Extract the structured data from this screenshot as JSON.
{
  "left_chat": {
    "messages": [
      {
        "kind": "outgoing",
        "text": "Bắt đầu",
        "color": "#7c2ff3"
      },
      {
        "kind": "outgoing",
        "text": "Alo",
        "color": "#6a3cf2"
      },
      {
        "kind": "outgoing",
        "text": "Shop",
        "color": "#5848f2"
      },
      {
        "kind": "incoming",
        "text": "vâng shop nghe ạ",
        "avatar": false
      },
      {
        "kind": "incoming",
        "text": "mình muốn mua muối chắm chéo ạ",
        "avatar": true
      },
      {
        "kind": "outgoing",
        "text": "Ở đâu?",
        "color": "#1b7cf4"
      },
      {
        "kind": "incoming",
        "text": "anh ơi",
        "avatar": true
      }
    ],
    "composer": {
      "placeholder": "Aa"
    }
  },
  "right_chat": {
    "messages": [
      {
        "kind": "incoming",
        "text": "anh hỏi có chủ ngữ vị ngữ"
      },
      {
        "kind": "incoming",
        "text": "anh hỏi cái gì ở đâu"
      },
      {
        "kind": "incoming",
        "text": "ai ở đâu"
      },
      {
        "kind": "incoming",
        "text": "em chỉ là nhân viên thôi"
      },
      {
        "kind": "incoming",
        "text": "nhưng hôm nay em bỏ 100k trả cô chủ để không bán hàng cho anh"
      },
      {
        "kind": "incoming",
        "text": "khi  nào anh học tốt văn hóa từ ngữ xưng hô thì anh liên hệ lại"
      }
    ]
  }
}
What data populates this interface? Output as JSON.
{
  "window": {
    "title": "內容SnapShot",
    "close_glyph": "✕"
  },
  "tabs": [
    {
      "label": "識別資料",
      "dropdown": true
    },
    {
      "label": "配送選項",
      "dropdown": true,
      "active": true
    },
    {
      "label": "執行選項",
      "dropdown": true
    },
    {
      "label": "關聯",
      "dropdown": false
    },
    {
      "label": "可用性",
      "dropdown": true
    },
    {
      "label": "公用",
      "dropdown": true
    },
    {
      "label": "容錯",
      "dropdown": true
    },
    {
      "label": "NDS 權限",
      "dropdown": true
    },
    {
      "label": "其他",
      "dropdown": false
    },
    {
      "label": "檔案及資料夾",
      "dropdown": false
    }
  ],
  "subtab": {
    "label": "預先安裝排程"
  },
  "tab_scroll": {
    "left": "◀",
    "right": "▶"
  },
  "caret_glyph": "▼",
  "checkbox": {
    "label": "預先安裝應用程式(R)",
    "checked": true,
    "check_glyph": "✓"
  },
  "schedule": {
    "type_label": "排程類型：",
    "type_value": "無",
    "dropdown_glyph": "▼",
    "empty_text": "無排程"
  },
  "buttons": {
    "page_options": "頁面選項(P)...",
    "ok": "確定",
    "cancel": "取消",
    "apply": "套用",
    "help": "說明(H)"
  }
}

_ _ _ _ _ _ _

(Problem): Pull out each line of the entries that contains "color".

(Completed task):
        "color": "#7c2ff3"
        "color": "#6a3cf2"
        "color": "#5848f2"
        "color": "#1b7cf4"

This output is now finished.